FIU hosts first showing of Afghan art exhibit since its premiere at the Smithsonian in D.C. in 2016.
Abdul Matin Malekzadah’s village of Istalif in Afghanistan has been destroyed three times in modern history – first by the British, then the Soviets and, most recently, the Taliban. Each time, he and his family – eight generations of potters – have returned and rebuilt.
“My father was a potter, his father was a potter … and so it goes on,” he says. “When the Taliban came, we buried our tools and fled. The Taliban found them and destroyed them. I rebuilt my house with my brothers, and we started to make pots again.”
Malekzadah is one of dozens of artists whose work is helping to restore the distinct artistic and cultural heritage of Afghanistan – nearly destroyed by more than three decades of war.
To tell the story of this transformation, the Steven J. Green School of International and Public Affairs will host Turquoise Mountain: Artists Transforming Afghanistan, featuring traditional Afghan woodwork, ceramics, jewelry and other crafts, along with immersive documentary video and large-scale photographs of the artists.
The exhibit, which opens in the Green School’s first floor gallery on Thursday, is the first showing of Turquoise Mountain in the United States since it premiered at the Smithsonian Institution’s Freer/Sackler Gallery in Washington, D.C., in 2016. Similar exhibitions have been held in England, Italy, Qatar and Bahrain.
For the FIU installation, artisans created several new pieces, including the traditional Tekke-designed Peace carpet; a wooden latticed screen called a jali, inspired by those found in historic houses in Kabul; ceramic bowls; and a necklace set with Afghan lapis lazuli stones and inspired by the designs of Parwan province.
Named for a lost 12th century city in Afghanistan, Turquoise Mountain is a British non-profit organization created in 2006 to revive traditional Afghan art and architecture, preserve historic areas and create jobs.
Since its founding, the organization has restored 113 buildings, trained more than 5,000 artisans in traditional crafts and generated more than $5 million in sales through international retailers like Kate Spade and Pippa Small.
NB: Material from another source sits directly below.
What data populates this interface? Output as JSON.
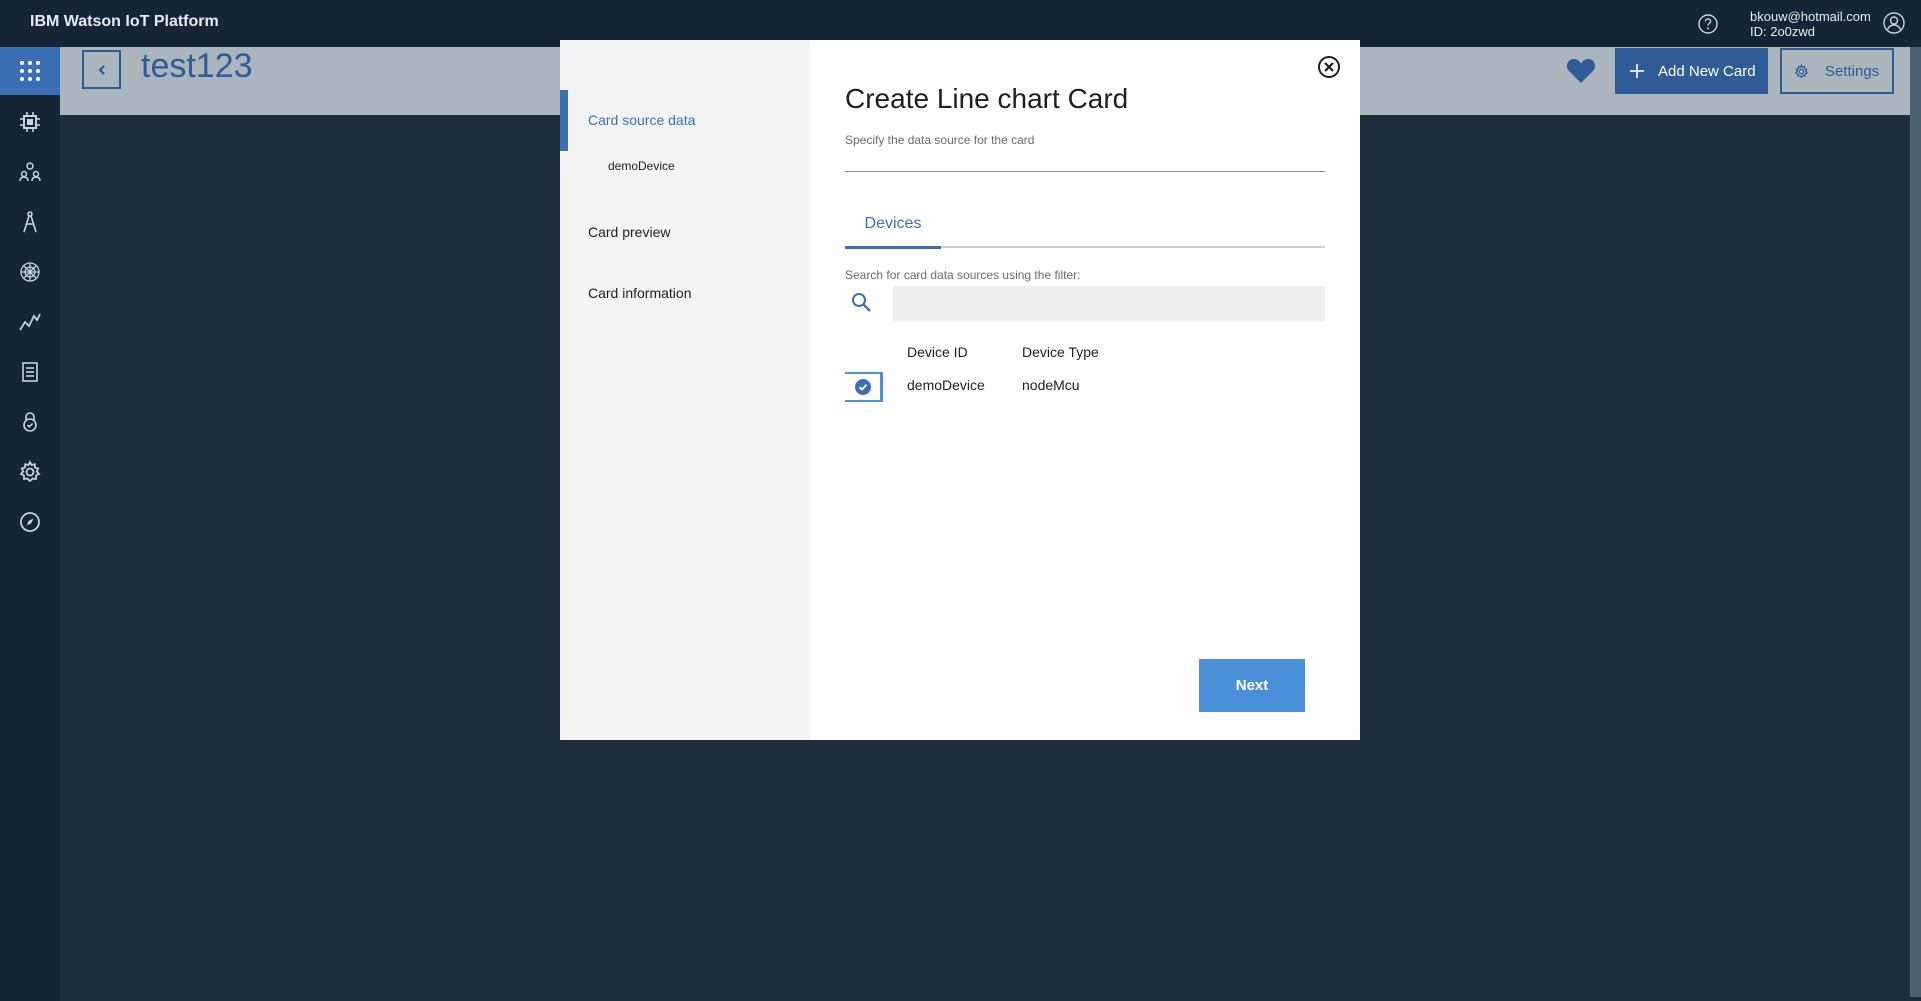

Today, the historic Murad Khani district in the capital city of Kabul is being restored from slum conditions into a vibrant cultural and economic center.
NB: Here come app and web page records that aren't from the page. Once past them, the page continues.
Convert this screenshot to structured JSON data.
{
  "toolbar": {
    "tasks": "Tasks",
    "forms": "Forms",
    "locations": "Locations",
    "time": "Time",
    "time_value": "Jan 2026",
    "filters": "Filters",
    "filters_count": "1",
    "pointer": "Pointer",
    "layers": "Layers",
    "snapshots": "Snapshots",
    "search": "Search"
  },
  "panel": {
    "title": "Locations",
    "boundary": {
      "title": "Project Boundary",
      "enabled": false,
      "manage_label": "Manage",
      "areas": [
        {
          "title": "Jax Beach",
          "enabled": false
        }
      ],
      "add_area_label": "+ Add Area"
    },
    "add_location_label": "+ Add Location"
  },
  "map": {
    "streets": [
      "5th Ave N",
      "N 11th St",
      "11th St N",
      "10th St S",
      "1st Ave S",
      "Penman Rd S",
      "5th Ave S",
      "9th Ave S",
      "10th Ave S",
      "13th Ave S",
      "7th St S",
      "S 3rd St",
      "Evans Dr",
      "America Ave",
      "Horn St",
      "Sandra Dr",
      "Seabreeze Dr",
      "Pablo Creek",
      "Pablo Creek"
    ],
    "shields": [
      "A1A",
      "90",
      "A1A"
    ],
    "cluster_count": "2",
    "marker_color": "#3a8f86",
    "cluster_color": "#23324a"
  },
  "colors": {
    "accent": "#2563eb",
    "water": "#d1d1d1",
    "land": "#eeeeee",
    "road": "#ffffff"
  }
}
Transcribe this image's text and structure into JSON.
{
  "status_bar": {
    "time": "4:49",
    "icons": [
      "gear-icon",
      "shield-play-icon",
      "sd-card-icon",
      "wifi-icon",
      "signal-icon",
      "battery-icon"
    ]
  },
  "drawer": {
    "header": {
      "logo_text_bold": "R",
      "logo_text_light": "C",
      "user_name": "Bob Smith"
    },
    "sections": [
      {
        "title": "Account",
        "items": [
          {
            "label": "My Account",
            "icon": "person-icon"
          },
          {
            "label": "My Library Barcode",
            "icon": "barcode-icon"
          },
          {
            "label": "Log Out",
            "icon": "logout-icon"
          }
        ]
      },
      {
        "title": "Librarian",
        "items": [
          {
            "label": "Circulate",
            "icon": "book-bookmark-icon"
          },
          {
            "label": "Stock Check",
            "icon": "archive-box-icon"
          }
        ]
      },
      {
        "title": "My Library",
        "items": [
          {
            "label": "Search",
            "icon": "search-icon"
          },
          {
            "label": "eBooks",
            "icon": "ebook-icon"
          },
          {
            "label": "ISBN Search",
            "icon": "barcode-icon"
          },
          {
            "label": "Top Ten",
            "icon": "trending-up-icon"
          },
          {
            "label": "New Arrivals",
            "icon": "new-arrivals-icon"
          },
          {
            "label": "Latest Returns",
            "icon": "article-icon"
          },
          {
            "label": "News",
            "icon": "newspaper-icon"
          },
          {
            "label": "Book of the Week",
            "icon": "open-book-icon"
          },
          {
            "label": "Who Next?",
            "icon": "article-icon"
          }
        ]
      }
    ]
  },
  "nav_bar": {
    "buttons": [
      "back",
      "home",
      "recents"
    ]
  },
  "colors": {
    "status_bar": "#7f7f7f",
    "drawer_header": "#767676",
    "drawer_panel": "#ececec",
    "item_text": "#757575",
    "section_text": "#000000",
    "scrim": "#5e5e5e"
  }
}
Pedro Botta, senior director for strategic initiatives at the Green School, visited the exhibit at the Smithsonian and quickly realized it would be a good fit for the school’s new Arts and Humanities Initiative, which seeks to connect the arts to the school’s vision of creating globally engaged citizens.
“I was just blown away at the story,” he said. “It’s a fascinating story of sustainable development that emerged through the arts.”
Botta enlisted the help of Bachelor of Fine Arts student Mario Daniel Alvarado to curate the exhibit, which is being sponsored by the Green School’s Muslim World Studies Program and the Arts & Humanities Initiative.
“It was a refreshingly positive story coming out of the Muslim world,” Botta added. “A positive story coming out of Afghanistan, a place that we associate with war, with devastation, with all types of negative things.”
FIU’s exhibit of Turquoise Mountain was produced under the guidance of the Turquoise Mountain Trust and the Smithsonian Institution’s Freer Gallery of Art and Arthur M. Sackler Gallery. The opening will be held at 6:30 p.m. on Thursday, Oct. 26, in the Green School’s first floor gallery and lobby. Traditional Middle Eastern refreshments will be served and musicians will perform. For more information or to RSVP, click here.